The input:
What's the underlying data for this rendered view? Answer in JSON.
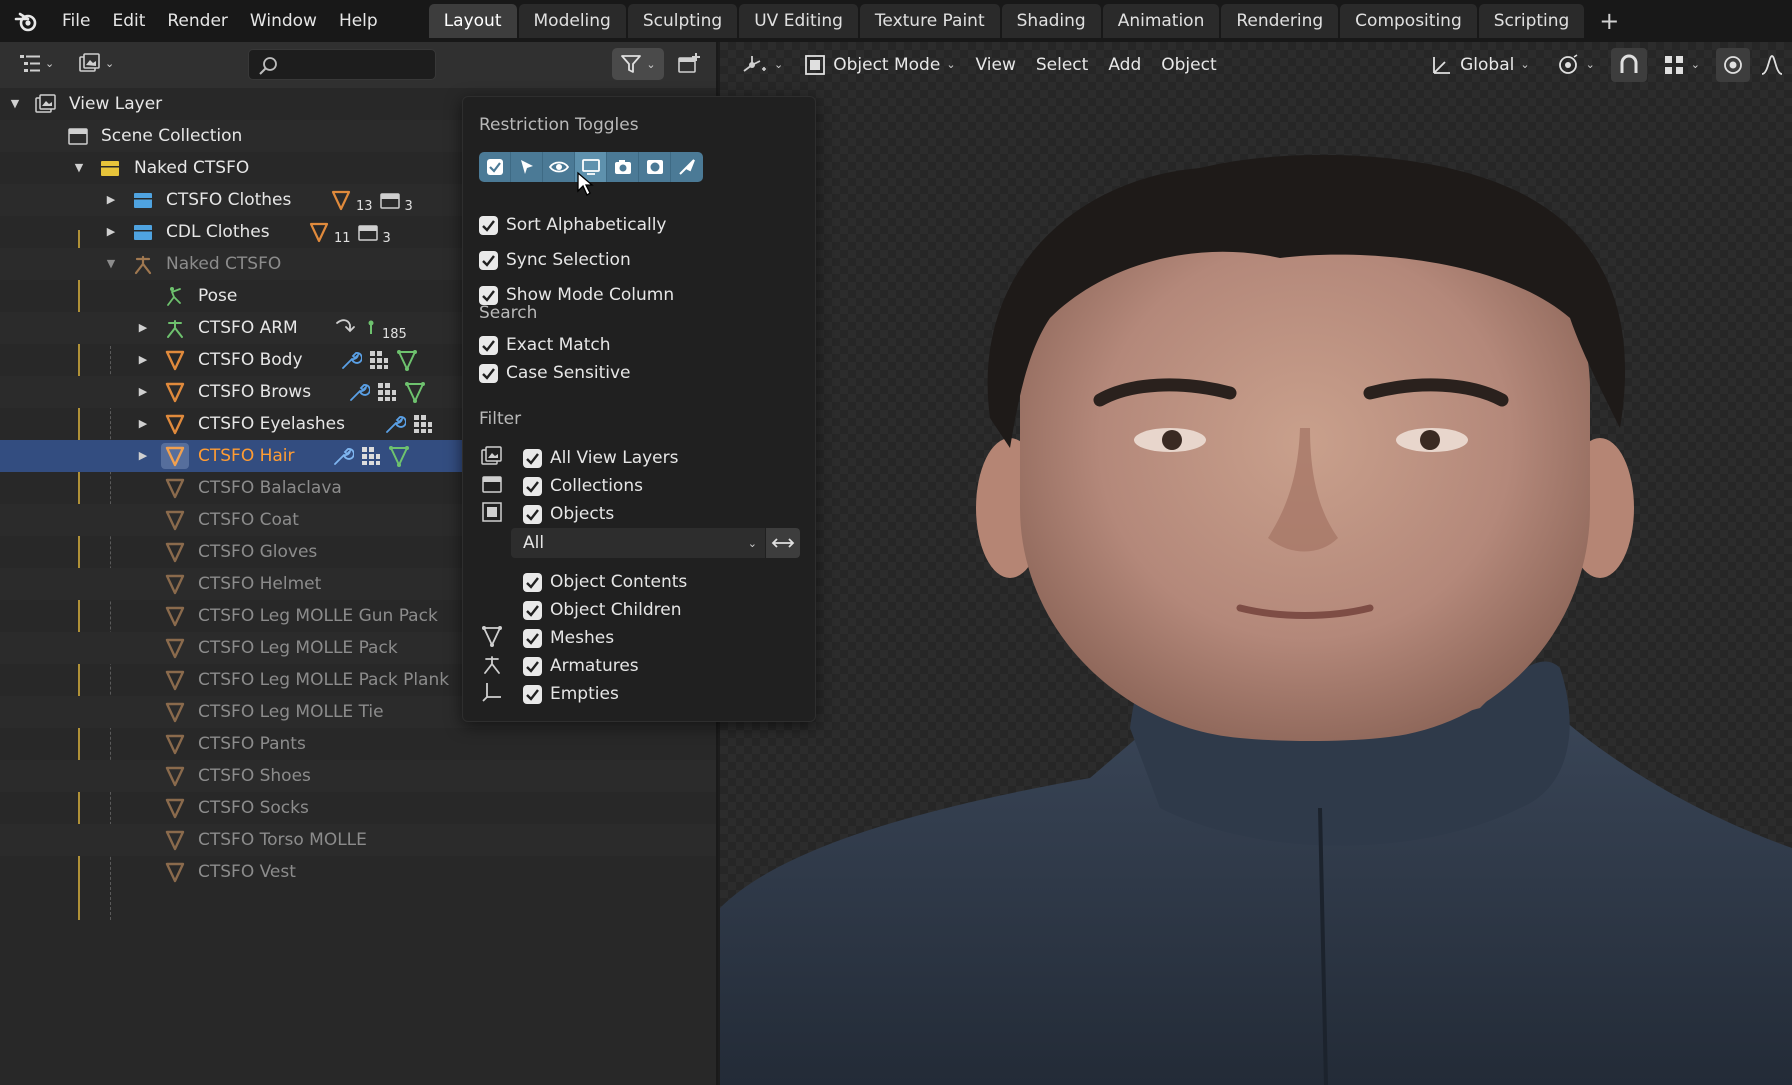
{
  "menu": [
    "File",
    "Edit",
    "Render",
    "Window",
    "Help"
  ],
  "workspaces": [
    "Layout",
    "Modeling",
    "Sculpting",
    "UV Editing",
    "Texture Paint",
    "Shading",
    "Animation",
    "Rendering",
    "Compositing",
    "Scripting"
  ],
  "active_workspace": "Layout",
  "outliner": {
    "search_placeholder": "",
    "rows": [
      {
        "label": "View Layer"
      },
      {
        "label": "Scene Collection"
      },
      {
        "label": "Naked CTSFO"
      },
      {
        "label": "CTSFO Clothes",
        "count1": "13",
        "count2": "3"
      },
      {
        "label": "CDL Clothes",
        "count1": "11",
        "count2": "3"
      },
      {
        "label": "Naked CTSFO"
      },
      {
        "label": "Pose"
      },
      {
        "label": "CTSFO ARM",
        "count1": "185"
      },
      {
        "label": "CTSFO Body"
      },
      {
        "label": "CTSFO Brows"
      },
      {
        "label": "CTSFO Eyelashes"
      },
      {
        "label": "CTSFO Hair"
      },
      {
        "label": "CTSFO Balaclava"
      },
      {
        "label": "CTSFO Coat"
      },
      {
        "label": "CTSFO Gloves"
      },
      {
        "label": "CTSFO Helmet"
      },
      {
        "label": "CTSFO Leg MOLLE Gun Pack"
      },
      {
        "label": "CTSFO Leg MOLLE Pack"
      },
      {
        "label": "CTSFO Leg MOLLE Pack Plank"
      },
      {
        "label": "CTSFO Leg MOLLE Tie"
      },
      {
        "label": "CTSFO Pants"
      },
      {
        "label": "CTSFO Shoes"
      },
      {
        "label": "CTSFO Socks"
      },
      {
        "label": "CTSFO Torso MOLLE"
      },
      {
        "label": "CTSFO Vest"
      }
    ]
  },
  "viewport_header": {
    "mode": "Object Mode",
    "menus": [
      "View",
      "Select",
      "Add",
      "Object"
    ],
    "orientation": "Global"
  },
  "filter_popover": {
    "restriction_title": "Restriction Toggles",
    "sort_alphabetically": "Sort Alphabetically",
    "sync_selection": "Sync Selection",
    "show_mode_column": "Show Mode Column",
    "search_title": "Search",
    "exact_match": "Exact Match",
    "case_sensitive": "Case Sensitive",
    "filter_title": "Filter",
    "all_view_layers": "All View Layers",
    "collections": "Collections",
    "objects": "Objects",
    "object_type": "All",
    "object_contents": "Object Contents",
    "object_children": "Object Children",
    "meshes": "Meshes",
    "armatures": "Armatures",
    "empties": "Empties"
  },
  "colors": {
    "accent": "#4b7a96",
    "selected_row": "#334d80",
    "active_object_text": "#ff9c33",
    "collection_icon": "#4fa3e0",
    "mesh_icon": "#e08a3c",
    "armature_icon": "#6ec26e"
  }
}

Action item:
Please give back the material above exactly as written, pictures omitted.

Exercise output:
What's the underlying data for this rendered view? Answer in JSON.
{
  "menu": [
    "File",
    "Edit",
    "Render",
    "Window",
    "Help"
  ],
  "workspaces": [
    "Layout",
    "Modeling",
    "Sculpting",
    "UV Editing",
    "Texture Paint",
    "Shading",
    "Animation",
    "Rendering",
    "Compositing",
    "Scripting"
  ],
  "active_workspace": "Layout",
  "outliner": {
    "search_placeholder": "",
    "rows": [
      {
        "label": "View Layer"
      },
      {
        "label": "Scene Collection"
      },
      {
        "label": "Naked CTSFO"
      },
      {
        "label": "CTSFO Clothes",
        "count1": "13",
        "count2": "3"
      },
      {
        "label": "CDL Clothes",
        "count1": "11",
        "count2": "3"
      },
      {
        "label": "Naked CTSFO"
      },
      {
        "label": "Pose"
      },
      {
        "label": "CTSFO ARM",
        "count1": "185"
      },
      {
        "label": "CTSFO Body"
      },
      {
        "label": "CTSFO Brows"
      },
      {
        "label": "CTSFO Eyelashes"
      },
      {
        "label": "CTSFO Hair"
      },
      {
        "label": "CTSFO Balaclava"
      },
      {
        "label": "CTSFO Coat"
      },
      {
        "label": "CTSFO Gloves"
      },
      {
        "label": "CTSFO Helmet"
      },
      {
        "label": "CTSFO Leg MOLLE Gun Pack"
      },
      {
        "label": "CTSFO Leg MOLLE Pack"
      },
      {
        "label": "CTSFO Leg MOLLE Pack Plank"
      },
      {
        "label": "CTSFO Leg MOLLE Tie"
      },
      {
        "label": "CTSFO Pants"
      },
      {
        "label": "CTSFO Shoes"
      },
      {
        "label": "CTSFO Socks"
      },
      {
        "label": "CTSFO Torso MOLLE"
      },
      {
        "label": "CTSFO Vest"
      }
    ]
  },
  "viewport_header": {
    "mode": "Object Mode",
    "menus": [
      "View",
      "Select",
      "Add",
      "Object"
    ],
    "orientation": "Global"
  },
  "filter_popover": {
    "restriction_title": "Restriction Toggles",
    "sort_alphabetically": "Sort Alphabetically",
    "sync_selection": "Sync Selection",
    "show_mode_column": "Show Mode Column",
    "search_title": "Search",
    "exact_match": "Exact Match",
    "case_sensitive": "Case Sensitive",
    "filter_title": "Filter",
    "all_view_layers": "All View Layers",
    "collections": "Collections",
    "objects": "Objects",
    "object_type": "All",
    "object_contents": "Object Contents",
    "object_children": "Object Children",
    "meshes": "Meshes",
    "armatures": "Armatures",
    "empties": "Empties"
  },
  "colors": {
    "accent": "#4b7a96",
    "selected_row": "#334d80",
    "active_object_text": "#ff9c33",
    "collection_icon": "#4fa3e0",
    "mesh_icon": "#e08a3c",
    "armature_icon": "#6ec26e"
  }
}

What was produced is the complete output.